## Excerpts from an interface dataset
══════

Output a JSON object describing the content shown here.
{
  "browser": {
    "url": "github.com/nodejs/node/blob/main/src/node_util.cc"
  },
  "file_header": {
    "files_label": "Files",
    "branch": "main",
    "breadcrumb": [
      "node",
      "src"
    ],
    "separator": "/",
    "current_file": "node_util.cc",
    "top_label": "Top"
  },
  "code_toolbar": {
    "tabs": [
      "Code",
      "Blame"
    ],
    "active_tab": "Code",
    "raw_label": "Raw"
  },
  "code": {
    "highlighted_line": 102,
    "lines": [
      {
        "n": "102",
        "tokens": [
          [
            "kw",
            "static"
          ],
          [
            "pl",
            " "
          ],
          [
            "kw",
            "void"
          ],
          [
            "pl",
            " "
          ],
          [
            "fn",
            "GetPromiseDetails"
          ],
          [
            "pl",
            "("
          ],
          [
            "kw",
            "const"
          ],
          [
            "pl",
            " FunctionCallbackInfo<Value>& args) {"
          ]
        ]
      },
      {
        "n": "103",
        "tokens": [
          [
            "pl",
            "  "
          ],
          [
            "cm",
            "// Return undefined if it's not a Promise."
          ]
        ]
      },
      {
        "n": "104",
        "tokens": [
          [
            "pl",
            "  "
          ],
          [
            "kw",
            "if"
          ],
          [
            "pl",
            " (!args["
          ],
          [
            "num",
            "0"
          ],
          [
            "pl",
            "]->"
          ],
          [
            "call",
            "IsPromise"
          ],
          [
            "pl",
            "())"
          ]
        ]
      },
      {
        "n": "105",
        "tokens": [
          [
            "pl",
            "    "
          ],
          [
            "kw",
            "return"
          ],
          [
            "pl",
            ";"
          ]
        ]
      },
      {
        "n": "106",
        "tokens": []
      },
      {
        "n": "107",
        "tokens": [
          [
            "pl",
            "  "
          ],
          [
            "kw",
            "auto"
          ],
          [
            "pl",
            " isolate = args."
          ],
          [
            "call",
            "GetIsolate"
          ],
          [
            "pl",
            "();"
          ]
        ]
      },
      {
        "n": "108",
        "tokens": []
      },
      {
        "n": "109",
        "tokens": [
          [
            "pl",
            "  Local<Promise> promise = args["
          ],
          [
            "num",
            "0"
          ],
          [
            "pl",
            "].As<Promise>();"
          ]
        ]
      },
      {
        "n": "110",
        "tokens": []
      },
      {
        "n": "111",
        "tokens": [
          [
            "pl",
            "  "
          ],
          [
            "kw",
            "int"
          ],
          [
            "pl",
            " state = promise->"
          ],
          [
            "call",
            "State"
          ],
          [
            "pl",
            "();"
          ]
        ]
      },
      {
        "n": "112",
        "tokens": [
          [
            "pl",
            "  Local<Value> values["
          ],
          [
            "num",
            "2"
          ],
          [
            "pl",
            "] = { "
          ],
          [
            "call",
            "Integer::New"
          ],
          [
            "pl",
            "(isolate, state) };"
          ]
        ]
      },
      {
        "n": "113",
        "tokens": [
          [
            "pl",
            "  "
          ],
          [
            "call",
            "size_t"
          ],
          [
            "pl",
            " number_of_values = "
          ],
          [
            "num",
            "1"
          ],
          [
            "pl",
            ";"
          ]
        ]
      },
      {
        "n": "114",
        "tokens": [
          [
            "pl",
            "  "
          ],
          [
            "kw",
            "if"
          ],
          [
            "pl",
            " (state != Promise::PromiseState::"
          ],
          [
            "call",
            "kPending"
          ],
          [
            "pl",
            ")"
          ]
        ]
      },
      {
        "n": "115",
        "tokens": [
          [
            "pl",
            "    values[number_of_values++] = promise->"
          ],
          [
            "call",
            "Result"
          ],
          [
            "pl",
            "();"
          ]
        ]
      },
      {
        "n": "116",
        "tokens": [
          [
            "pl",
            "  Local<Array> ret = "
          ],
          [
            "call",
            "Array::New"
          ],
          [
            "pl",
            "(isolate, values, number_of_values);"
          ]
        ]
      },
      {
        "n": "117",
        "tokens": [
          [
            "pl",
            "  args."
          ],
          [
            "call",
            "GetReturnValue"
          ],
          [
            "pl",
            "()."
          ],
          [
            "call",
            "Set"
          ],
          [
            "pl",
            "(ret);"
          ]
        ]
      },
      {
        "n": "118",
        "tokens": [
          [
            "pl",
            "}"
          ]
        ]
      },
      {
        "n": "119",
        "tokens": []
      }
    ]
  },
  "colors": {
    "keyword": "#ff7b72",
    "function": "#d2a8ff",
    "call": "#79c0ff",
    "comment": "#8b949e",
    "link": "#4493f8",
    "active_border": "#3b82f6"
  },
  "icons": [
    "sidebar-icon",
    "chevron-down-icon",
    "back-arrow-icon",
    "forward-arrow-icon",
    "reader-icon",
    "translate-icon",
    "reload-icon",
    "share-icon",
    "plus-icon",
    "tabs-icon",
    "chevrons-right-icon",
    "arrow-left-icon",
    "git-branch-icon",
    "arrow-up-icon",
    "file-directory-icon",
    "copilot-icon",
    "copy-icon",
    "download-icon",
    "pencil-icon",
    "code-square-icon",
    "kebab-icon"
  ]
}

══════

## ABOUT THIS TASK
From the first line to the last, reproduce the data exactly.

## RESULT BELOW
Output a JSON object describing the content shown here.
{
  "browser": {
    "url": "github.com/nodejs/node/blob/main/src/node_util.cc"
  },
  "file_header": {
    "files_label": "Files",
    "branch": "main",
    "breadcrumb": [
      "node",
      "src"
    ],
    "separator": "/",
    "current_file": "node_util.cc",
    "top_label": "Top"
  },
  "code_toolbar": {
    "tabs": [
      "Code",
      "Blame"
    ],
    "active_tab": "Code",
    "raw_label": "Raw"
  },
  "code": {
    "highlighted_line": 102,
    "lines": [
      {
        "n": "102",
        "tokens": [
          [
            "kw",
            "static"
          ],
          [
            "pl",
            " "
          ],
          [
            "kw",
            "void"
          ],
          [
            "pl",
            " "
          ],
          [
            "fn",
            "GetPromiseDetails"
          ],
          [
            "pl",
            "("
          ],
          [
            "kw",
            "const"
          ],
          [
            "pl",
            " FunctionCallbackInfo<Value>& args) {"
          ]
        ]
      },
      {
        "n": "103",
        "tokens": [
          [
            "pl",
            "  "
          ],
          [
            "cm",
            "// Return undefined if it's not a Promise."
          ]
        ]
      },
      {
        "n": "104",
        "tokens": [
          [
            "pl",
            "  "
          ],
          [
            "kw",
            "if"
          ],
          [
            "pl",
            " (!args["
          ],
          [
            "num",
            "0"
          ],
          [
            "pl",
            "]->"
          ],
          [
            "call",
            "IsPromise"
          ],
          [
            "pl",
            "())"
          ]
        ]
      },
      {
        "n": "105",
        "tokens": [
          [
            "pl",
            "    "
          ],
          [
            "kw",
            "return"
          ],
          [
            "pl",
            ";"
          ]
        ]
      },
      {
        "n": "106",
        "tokens": []
      },
      {
        "n": "107",
        "tokens": [
          [
            "pl",
            "  "
          ],
          [
            "kw",
            "auto"
          ],
          [
            "pl",
            " isolate = args."
          ],
          [
            "call",
            "GetIsolate"
          ],
          [
            "pl",
            "();"
          ]
        ]
      },
      {
        "n": "108",
        "tokens": []
      },
      {
        "n": "109",
        "tokens": [
          [
            "pl",
            "  Local<Promise> promise = args["
          ],
          [
            "num",
            "0"
          ],
          [
            "pl",
            "].As<Promise>();"
          ]
        ]
      },
      {
        "n": "110",
        "tokens": []
      },
      {
        "n": "111",
        "tokens": [
          [
            "pl",
            "  "
          ],
          [
            "kw",
            "int"
          ],
          [
            "pl",
            " state = promise->"
          ],
          [
            "call",
            "State"
          ],
          [
            "pl",
            "();"
          ]
        ]
      },
      {
        "n": "112",
        "tokens": [
          [
            "pl",
            "  Local<Value> values["
          ],
          [
            "num",
            "2"
          ],
          [
            "pl",
            "] = { "
          ],
          [
            "call",
            "Integer::New"
          ],
          [
            "pl",
            "(isolate, state) };"
          ]
        ]
      },
      {
        "n": "113",
        "tokens": [
          [
            "pl",
            "  "
          ],
          [
            "call",
            "size_t"
          ],
          [
            "pl",
            " number_of_values = "
          ],
          [
            "num",
            "1"
          ],
          [
            "pl",
            ";"
          ]
        ]
      },
      {
        "n": "114",
        "tokens": [
          [
            "pl",
            "  "
          ],
          [
            "kw",
            "if"
          ],
          [
            "pl",
            " (state != Promise::PromiseState::"
          ],
          [
            "call",
            "kPending"
          ],
          [
            "pl",
            ")"
          ]
        ]
      },
      {
        "n": "115",
        "tokens": [
          [
            "pl",
            "    values[number_of_values++] = promise->"
          ],
          [
            "call",
            "Result"
          ],
          [
            "pl",
            "();"
          ]
        ]
      },
      {
        "n": "116",
        "tokens": [
          [
            "pl",
            "  Local<Array> ret = "
          ],
          [
            "call",
            "Array::New"
          ],
          [
            "pl",
            "(isolate, values, number_of_values);"
          ]
        ]
      },
      {
        "n": "117",
        "tokens": [
          [
            "pl",
            "  args."
          ],
          [
            "call",
            "GetReturnValue"
          ],
          [
            "pl",
            "()."
          ],
          [
            "call",
            "Set"
          ],
          [
            "pl",
            "(ret);"
          ]
        ]
      },
      {
        "n": "118",
        "tokens": [
          [
            "pl",
            "}"
          ]
        ]
      },
      {
        "n": "119",
        "tokens": []
      }
    ]
  },
  "colors": {
    "keyword": "#ff7b72",
    "function": "#d2a8ff",
    "call": "#79c0ff",
    "comment": "#8b949e",
    "link": "#4493f8",
    "active_border": "#3b82f6"
  },
  "icons": [
    "sidebar-icon",
    "chevron-down-icon",
    "back-arrow-icon",
    "forward-arrow-icon",
    "reader-icon",
    "translate-icon",
    "reload-icon",
    "share-icon",
    "plus-icon",
    "tabs-icon",
    "chevrons-right-icon",
    "arrow-left-icon",
    "git-branch-icon",
    "arrow-up-icon",
    "file-directory-icon",
    "copilot-icon",
    "copy-icon",
    "download-icon",
    "pencil-icon",
    "code-square-icon",
    "kebab-icon"
  ]
}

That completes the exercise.